Education activists answer no, for a variety of reasons. We already mentioned Betsy DeVos, but do not forget about that GOP tax plan Congress just passed. It favors corporations and the wealthy at the expense of students, public education, and working families.
Because of the GOP tax plan, this nation is looking at up to $152 billion in public school funding cuts at the state and local levels—funding cuts that will affect our students in profound and negative ways. It also puts 130,000 education jobs at risk. To make matters worse, lawmakers tucked away a voucher scheme inside the plan, which sends a strong message that this administration has no interest or desire in investing in public education.
And what about the 600,000 high school and college students known as the DACA Dreamers? Are they better off? Trump’s policies have failed them as well. The Deferred Action for Childhood Arrivals (DACA) program gave Dreamers, brought to this country as children by their undocumented immigrant parents, renewable permission to study and work in the United States. However, last year, in a cruel, unnecessary, and anti-immigrant move, Trump revoked their protected status under the program. And now, each day, 120 DACA recipients become vulnerable to deportation—young children living under the constant fear that they will have to leave the only country they have ever called home.

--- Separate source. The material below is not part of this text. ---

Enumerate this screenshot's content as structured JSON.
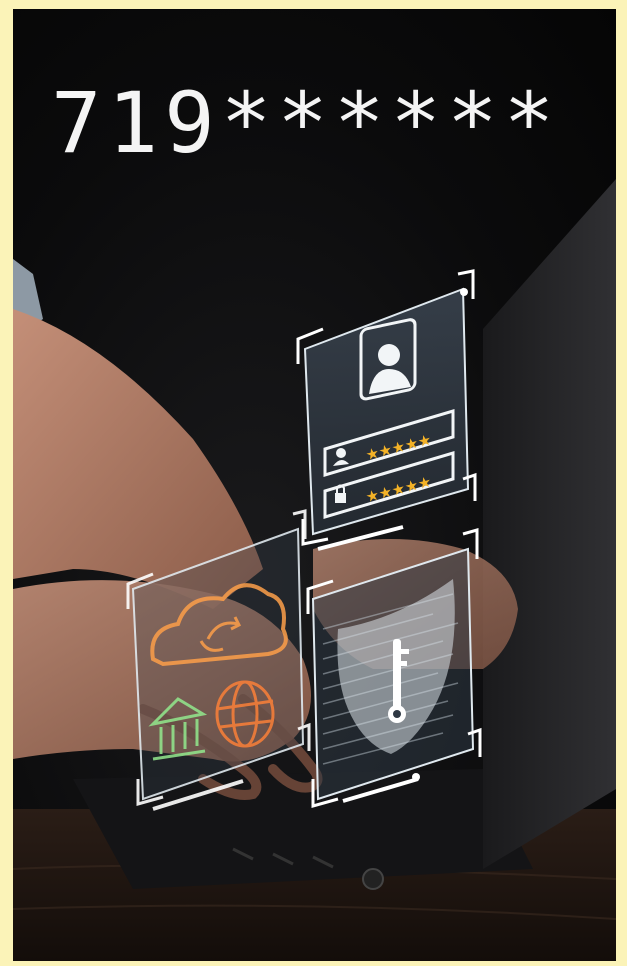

However, here is the good news about tomorrow’s State of the Union address. It serves as a reminder to education activists nationwide that in November we get to hold accountable those elected officials who have supported policies, like the ones mentioned earlier, that have been so detrimental to students, public schools, and working families. The midterm elections give us an opportunity to elect education champions up and down the ballot—lawmakers who are going to stand up for strong public schools.
It already happened in New Jersey and Virginia last year. Election outcomes from those two states—from governor races all the way down to local school board contests—show that your vote can and will make a difference in November. So now is not the time to get discouraged about what Trump says or doesn’t say, especially tomorrow. Instead, make a commitment to vote in November. Decide now to work to get education champions elected in your state. We owe it to our communities to fight for those lawmakers who will fight for our students’ futures and the ideals and principles that make this nation great.